--- EXERCISE PROMPT ---
Your job is to copy all the entries precisely as they stand.

────────────────────────────────────────

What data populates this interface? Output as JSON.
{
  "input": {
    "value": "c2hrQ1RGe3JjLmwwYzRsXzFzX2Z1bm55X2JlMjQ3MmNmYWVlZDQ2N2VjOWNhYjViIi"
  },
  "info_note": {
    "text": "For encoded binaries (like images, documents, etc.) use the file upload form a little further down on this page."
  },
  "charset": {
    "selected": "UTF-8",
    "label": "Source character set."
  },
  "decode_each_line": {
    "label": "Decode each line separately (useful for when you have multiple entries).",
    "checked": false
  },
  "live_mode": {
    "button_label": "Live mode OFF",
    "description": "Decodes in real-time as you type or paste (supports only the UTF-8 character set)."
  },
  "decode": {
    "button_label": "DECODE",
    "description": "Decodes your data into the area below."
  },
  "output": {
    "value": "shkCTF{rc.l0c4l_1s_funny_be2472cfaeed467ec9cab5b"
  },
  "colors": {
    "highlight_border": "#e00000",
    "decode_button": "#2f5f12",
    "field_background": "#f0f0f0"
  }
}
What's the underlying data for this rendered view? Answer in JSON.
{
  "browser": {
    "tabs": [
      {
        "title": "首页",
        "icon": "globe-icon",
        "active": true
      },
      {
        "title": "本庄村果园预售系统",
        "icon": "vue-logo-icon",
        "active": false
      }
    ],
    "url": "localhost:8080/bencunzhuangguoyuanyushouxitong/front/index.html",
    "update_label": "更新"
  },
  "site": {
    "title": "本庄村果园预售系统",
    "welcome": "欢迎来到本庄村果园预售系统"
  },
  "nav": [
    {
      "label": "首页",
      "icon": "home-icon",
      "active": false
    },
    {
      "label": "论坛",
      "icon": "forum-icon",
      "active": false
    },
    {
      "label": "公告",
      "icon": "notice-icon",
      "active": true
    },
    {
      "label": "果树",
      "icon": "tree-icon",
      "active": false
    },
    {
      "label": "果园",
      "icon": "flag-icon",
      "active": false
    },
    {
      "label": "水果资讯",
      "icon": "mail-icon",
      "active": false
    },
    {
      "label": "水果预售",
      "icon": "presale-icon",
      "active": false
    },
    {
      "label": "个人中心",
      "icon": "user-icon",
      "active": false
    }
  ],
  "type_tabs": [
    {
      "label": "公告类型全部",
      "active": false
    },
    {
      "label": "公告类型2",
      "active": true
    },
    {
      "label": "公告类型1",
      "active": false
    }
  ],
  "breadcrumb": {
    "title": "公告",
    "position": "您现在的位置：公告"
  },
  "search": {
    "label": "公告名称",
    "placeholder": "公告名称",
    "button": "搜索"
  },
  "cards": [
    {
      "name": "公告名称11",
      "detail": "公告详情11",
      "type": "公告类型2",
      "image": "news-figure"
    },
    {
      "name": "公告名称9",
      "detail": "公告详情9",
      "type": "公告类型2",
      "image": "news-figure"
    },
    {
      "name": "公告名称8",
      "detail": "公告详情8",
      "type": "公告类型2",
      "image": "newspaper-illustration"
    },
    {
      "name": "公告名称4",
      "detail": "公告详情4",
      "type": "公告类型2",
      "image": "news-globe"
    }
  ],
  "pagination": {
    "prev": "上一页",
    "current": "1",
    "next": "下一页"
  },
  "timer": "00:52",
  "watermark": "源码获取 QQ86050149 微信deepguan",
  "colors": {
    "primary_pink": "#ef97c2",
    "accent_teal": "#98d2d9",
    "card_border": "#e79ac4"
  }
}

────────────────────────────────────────

--- ANSWER BOX ---
What data populates this interface? Output as JSON.
{
  "input": {
    "value": "c2hrQ1RGe3JjLmwwYzRsXzFzX2Z1bm55X2JlMjQ3MmNmYWVlZDQ2N2VjOWNhYjViIi"
  },
  "info_note": {
    "text": "For encoded binaries (like images, documents, etc.) use the file upload form a little further down on this page."
  },
  "charset": {
    "selected": "UTF-8",
    "label": "Source character set."
  },
  "decode_each_line": {
    "label": "Decode each line separately (useful for when you have multiple entries).",
    "checked": false
  },
  "live_mode": {
    "button_label": "Live mode OFF",
    "description": "Decodes in real-time as you type or paste (supports only the UTF-8 character set)."
  },
  "decode": {
    "button_label": "DECODE",
    "description": "Decodes your data into the area below."
  },
  "output": {
    "value": "shkCTF{rc.l0c4l_1s_funny_be2472cfaeed467ec9cab5b"
  },
  "colors": {
    "highlight_border": "#e00000",
    "decode_button": "#2f5f12",
    "field_background": "#f0f0f0"
  }
}
What's the underlying data for this rendered view? Answer in JSON.
{
  "browser": {
    "tabs": [
      {
        "title": "首页",
        "icon": "globe-icon",
        "active": true
      },
      {
        "title": "本庄村果园预售系统",
        "icon": "vue-logo-icon",
        "active": false
      }
    ],
    "url": "localhost:8080/bencunzhuangguoyuanyushouxitong/front/index.html",
    "update_label": "更新"
  },
  "site": {
    "title": "本庄村果园预售系统",
    "welcome": "欢迎来到本庄村果园预售系统"
  },
  "nav": [
    {
      "label": "首页",
      "icon": "home-icon",
      "active": false
    },
    {
      "label": "论坛",
      "icon": "forum-icon",
      "active": false
    },
    {
      "label": "公告",
      "icon": "notice-icon",
      "active": true
    },
    {
      "label": "果树",
      "icon": "tree-icon",
      "active": false
    },
    {
      "label": "果园",
      "icon": "flag-icon",
      "active": false
    },
    {
      "label": "水果资讯",
      "icon": "mail-icon",
      "active": false
    },
    {
      "label": "水果预售",
      "icon": "presale-icon",
      "active": false
    },
    {
      "label": "个人中心",
      "icon": "user-icon",
      "active": false
    }
  ],
  "type_tabs": [
    {
      "label": "公告类型全部",
      "active": false
    },
    {
      "label": "公告类型2",
      "active": true
    },
    {
      "label": "公告类型1",
      "active": false
    }
  ],
  "breadcrumb": {
    "title": "公告",
    "position": "您现在的位置：公告"
  },
  "search": {
    "label": "公告名称",
    "placeholder": "公告名称",
    "button": "搜索"
  },
  "cards": [
    {
      "name": "公告名称11",
      "detail": "公告详情11",
      "type": "公告类型2",
      "image": "news-figure"
    },
    {
      "name": "公告名称9",
      "detail": "公告详情9",
      "type": "公告类型2",
      "image": "news-figure"
    },
    {
      "name": "公告名称8",
      "detail": "公告详情8",
      "type": "公告类型2",
      "image": "newspaper-illustration"
    },
    {
      "name": "公告名称4",
      "detail": "公告详情4",
      "type": "公告类型2",
      "image": "news-globe"
    }
  ],
  "pagination": {
    "prev": "上一页",
    "current": "1",
    "next": "下一页"
  },
  "timer": "00:52",
  "watermark": "源码获取 QQ86050149 微信deepguan",
  "colors": {
    "primary_pink": "#ef97c2",
    "accent_teal": "#98d2d9",
    "card_border": "#e79ac4"
  }
}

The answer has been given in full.